Why is Cartier the leading brand?
First, the brand has a long history. It is charismatic and mythical and has become a reference. In the watch sector, Cartier is in a class of its own. Choosing a shape is essential. With other watchmakers, form follows function. At Cartier, the inverse is true. It is the shape of Cartier watches that is exceptional. The mythic status took 150 years to establish. Our role is to make this myth live.

LVMH seems to have recently adopted an approach that is similar to yours.

Other brands use Cartier as a model, though you have to be wary of confusion. When you talk about creativity, you are not necessarily talking about fashion. Cartier has never confused luxury and fashion. Part of Cartier’s strength comes from its ability to adapt itself to new lifestyles. The client has evolved.

What are the brand’s main selling points?
Our savoir-faire, in both watches and jewelry, more than a marketed product. There is a mystique to the brand. Cartier has strong symbolic value.

It your strategy for the Middle East different than for the rest of the world?

What are the leading products in the region?
Each market has its characteristics. It’s in our interest to adapt Cartier to its environment. Cartier in Japan, Cartier in the United States – the products aren’t exactly the same. When a product sells well, it sells well everywhere.

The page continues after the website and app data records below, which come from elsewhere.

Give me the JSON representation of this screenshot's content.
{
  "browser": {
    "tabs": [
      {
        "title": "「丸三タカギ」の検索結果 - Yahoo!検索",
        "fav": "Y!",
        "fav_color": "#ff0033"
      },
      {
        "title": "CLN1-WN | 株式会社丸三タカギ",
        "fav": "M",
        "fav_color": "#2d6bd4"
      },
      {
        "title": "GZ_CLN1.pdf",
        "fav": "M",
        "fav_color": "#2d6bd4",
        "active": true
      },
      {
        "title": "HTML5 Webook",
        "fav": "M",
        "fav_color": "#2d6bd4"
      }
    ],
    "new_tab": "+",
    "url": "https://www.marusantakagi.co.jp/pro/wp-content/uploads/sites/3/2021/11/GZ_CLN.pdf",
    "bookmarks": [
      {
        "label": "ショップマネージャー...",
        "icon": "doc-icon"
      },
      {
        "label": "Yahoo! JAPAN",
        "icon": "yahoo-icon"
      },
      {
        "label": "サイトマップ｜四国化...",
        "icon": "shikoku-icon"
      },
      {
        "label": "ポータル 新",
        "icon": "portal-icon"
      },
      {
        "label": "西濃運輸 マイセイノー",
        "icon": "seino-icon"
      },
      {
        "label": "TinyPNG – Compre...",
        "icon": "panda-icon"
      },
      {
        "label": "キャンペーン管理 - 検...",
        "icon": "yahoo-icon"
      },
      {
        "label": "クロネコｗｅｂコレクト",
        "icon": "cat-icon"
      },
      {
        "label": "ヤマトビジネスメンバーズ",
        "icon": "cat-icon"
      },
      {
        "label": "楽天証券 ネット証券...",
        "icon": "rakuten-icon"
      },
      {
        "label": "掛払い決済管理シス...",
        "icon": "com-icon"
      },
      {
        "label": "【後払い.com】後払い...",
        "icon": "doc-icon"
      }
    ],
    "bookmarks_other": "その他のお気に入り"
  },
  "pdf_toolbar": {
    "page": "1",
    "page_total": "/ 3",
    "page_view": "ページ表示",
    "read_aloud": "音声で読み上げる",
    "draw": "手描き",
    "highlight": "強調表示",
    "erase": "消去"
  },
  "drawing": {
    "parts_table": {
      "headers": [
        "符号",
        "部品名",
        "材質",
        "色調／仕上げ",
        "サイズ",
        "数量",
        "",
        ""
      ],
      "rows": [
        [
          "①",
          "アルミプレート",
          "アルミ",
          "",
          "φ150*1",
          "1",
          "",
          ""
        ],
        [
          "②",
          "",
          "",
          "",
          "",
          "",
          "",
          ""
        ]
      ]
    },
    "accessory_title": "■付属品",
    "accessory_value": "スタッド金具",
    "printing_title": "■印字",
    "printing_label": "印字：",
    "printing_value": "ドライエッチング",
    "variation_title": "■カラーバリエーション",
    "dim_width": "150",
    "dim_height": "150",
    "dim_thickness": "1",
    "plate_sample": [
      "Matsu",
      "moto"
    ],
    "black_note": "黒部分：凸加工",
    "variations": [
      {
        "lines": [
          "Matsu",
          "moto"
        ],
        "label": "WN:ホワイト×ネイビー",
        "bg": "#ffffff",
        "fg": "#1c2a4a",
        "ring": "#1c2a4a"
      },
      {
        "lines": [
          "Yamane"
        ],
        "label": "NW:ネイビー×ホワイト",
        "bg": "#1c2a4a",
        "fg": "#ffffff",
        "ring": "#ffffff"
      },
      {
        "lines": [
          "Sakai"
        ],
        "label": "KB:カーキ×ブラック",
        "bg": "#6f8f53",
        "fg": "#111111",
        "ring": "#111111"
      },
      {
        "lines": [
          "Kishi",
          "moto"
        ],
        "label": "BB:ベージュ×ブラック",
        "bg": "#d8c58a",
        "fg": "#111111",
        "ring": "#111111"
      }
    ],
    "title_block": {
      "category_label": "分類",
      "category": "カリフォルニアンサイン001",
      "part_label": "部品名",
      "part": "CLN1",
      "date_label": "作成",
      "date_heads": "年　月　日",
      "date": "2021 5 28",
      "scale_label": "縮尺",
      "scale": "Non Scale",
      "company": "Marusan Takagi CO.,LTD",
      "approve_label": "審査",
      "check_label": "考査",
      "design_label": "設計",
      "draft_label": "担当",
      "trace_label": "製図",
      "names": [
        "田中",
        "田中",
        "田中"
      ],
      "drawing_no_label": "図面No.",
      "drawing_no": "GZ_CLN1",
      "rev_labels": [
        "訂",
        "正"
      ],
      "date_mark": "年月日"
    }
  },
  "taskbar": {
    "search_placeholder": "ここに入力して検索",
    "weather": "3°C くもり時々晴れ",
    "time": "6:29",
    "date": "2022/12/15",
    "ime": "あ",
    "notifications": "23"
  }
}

What about counterfeiting, which is a problem for Cartier in the Middle East?
There are no countries that are dragging their heels in the region. There are counterfeiting centers in the world that are more active than the Middle East. Counterfeiting exists everywhere. We’ve always taken a double approach: legal and educative. We will continue to fight counterfeiting and parallel marketing.

What are your objectives for growth?
A few years ago my predecessor and mentor, Alain Perrin, said that Cartier would never be quoted on the stock exchange because everyday speculation on the stock market damages the myth and the magic of the brand. All the magic of Cartier cannot be summed up in a simple growth figure.